Daniel J. Flynn writes:
Rather than the gentle, soft-spoken idealist portrayed by Sean Penn, the real Harvey Milk was a short-tempered demagogue who cynically invented stories of victimhood to advance his political career. During his successful run for city supervisor, for instance, Milk’s camera store was the object of a glass-shattering attack by low-grade explosives. Milk blamed singer Anita Bryant, the outspoken opponent of gay-friendly legislation.
“Years later friends hinted broadly that Harvey had more than a little foreknowledge that the explosions would happen,” biographer Randy Shilts noted. One friend explained to Shilts: “You gotta realize the campaign was sort of going slow, and, well . . .” (…)

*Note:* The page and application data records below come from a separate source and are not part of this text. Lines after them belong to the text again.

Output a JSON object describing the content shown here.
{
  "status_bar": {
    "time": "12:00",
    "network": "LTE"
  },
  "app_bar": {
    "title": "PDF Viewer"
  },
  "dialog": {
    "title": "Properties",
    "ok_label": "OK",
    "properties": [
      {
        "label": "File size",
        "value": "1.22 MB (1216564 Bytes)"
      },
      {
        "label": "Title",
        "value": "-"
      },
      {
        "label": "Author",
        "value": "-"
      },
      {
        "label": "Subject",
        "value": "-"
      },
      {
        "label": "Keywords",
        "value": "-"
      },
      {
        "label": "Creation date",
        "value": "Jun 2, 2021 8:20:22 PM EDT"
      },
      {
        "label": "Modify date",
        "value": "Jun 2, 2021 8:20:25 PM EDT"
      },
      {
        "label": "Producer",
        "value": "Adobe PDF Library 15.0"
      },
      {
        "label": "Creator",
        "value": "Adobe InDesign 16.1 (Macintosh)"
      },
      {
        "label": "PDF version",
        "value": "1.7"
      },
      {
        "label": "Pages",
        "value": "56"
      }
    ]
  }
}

Nine days prior to Milk’s death, more than 900 followers of Jim Jones—many of them campaign workers for Milk—perished in the most ghastly set of murder-suicides in modern history. Before the congregants of the Peoples Temple drank Jim Jones’s deadly Kool-Aid, Harvey Milk and much of San Francisco’s ruling class had already figuratively imbibed. Milk occasionally spoke at Jones’s San Francisco–based headquarters, promoted Jones through his newspaper columns, and defended the Peoples Temple from its growing legion of critics. Jones provided conscripted “volunteers” for Milk’s campaigns to distribute leaflets by the tens of thousands. Milk returned the favor by abusing his position of public trust on behalf of Jones’s criminal endeavors.
“Rev. Jones is widely known in the minority communities here and elsewhere as a man of the highest character, who has undertaken constructive remedies for social problems which have been amazing in their scope and effectiveness,” Supervisor Milk wrote President Jimmy Carter seven months before the Jonestown carnage. The purpose of Milk’s letter was to aid and abet his powerful supporter’s abduction of a six-year-old boy.
From Rick McGinnis’s review of Milk:
It took much longer for the connection between Jim Jones’ People’s Temple and Moscone and Milk to be recognized – the cult leader had made himself a major player in San Francisco city politics, and members of the Temple worked on Milk’s campaigns, though Milk was apparently wary of them. Moscone appointed Jones to the city’s Human Rights Commission in 1976 in gratitude for his help in getting him elected, and shut down the investigation into the Temple after Jones and his followers fled to Guyana. Jones was also a major supporter of Jerry Brown’s bid for the California governorship – such is the tangled web of progressive politics in San Francisco and California, and you can’t help but wonder why Van Sant’s film ends without a mention of Jones. (…)
Proposition 8’s opponents have made the classic mistake of turning a civil rights issue into one of human rights – a fallacy that might well be called the Canadian Error – and galvanized a reaction from undecided voters who might otherwise not have cared about gays entering into a marriage contract if they didn’t percieve a subsequent threat to religious rights in the bellicose rhetoric that’s become a default mode.